British Council often employs creativity in the classroom: students plan out their own imaginary countries, including designing flags, writing anthems and making laws; they learn about the importance of human rights, conflict resolution and education. Burying time capsules like those in the garden of a Skate School in Mazar-e-Sharif, helps children to imagine a future without conflict, while setting up a recycling station like the one in Johannesburg helps children to see their own role in making a difference. These kinds of activities help them to envision a future which is brighter than their present.

COVID19 has offered an opportunity to rethink and reimagine a better learning approach. Let us throw the box out of the window and recreate a refreshing learning system to leave something for those inside it.

About the authors

Dr Nishat Riaz MBE has over two decades of sector expertise. Currently Director Education at British Council Pakistan, Nishat is a social development advisor, author of several articles and academic papers and a speaker on education and development issues. Nishat is on Twitter at @nishatriaz​

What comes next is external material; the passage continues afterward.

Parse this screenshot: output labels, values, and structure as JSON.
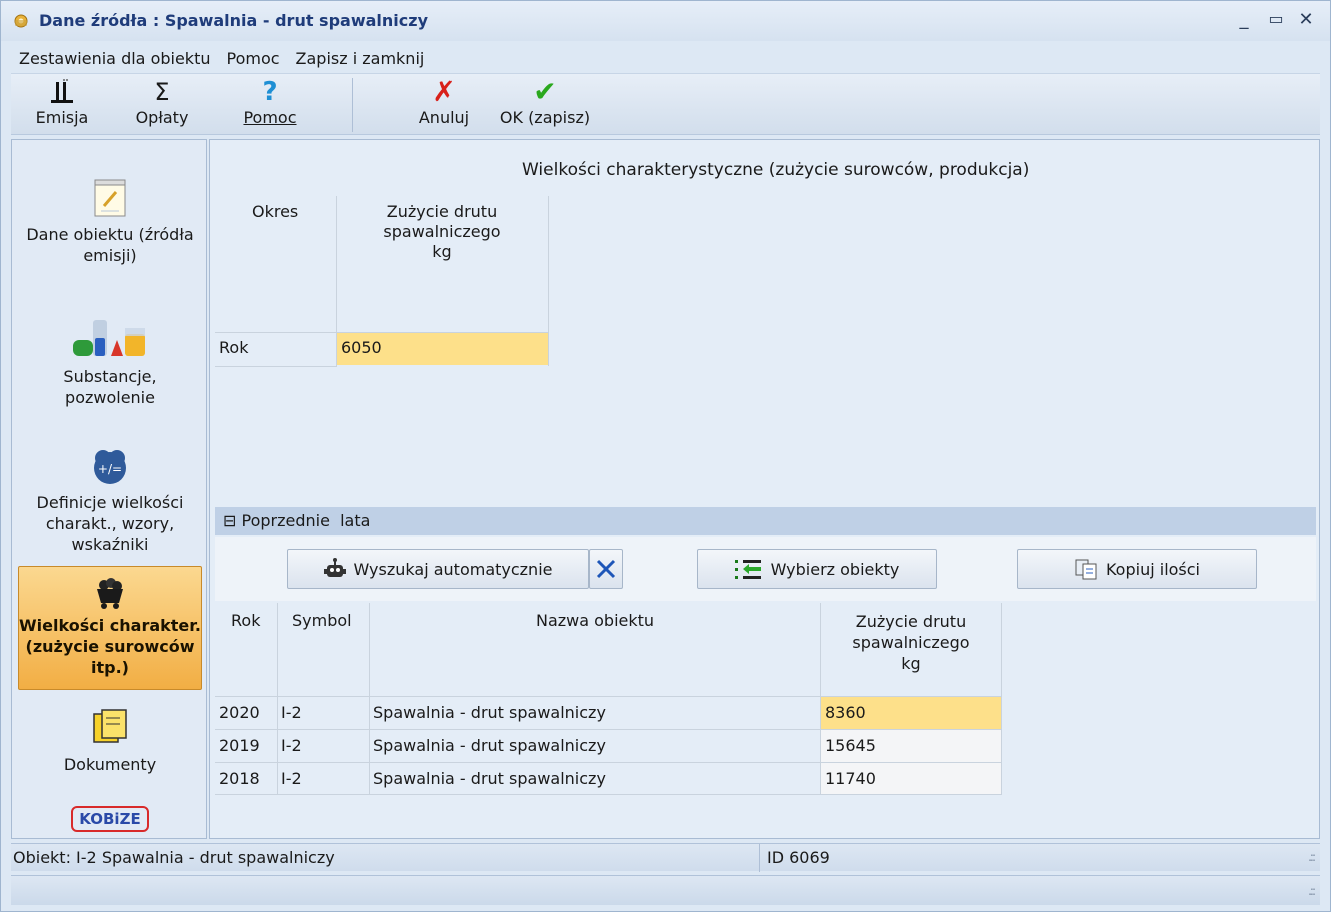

Michael Houlgate is the Area Director for Sind and Balochistan in British Council Pakistan. He has rich experience of leading educational and cultural programmes in China, Afghanistan and Egypt. He can be reached on Twitter at @MichaelHoulgate.​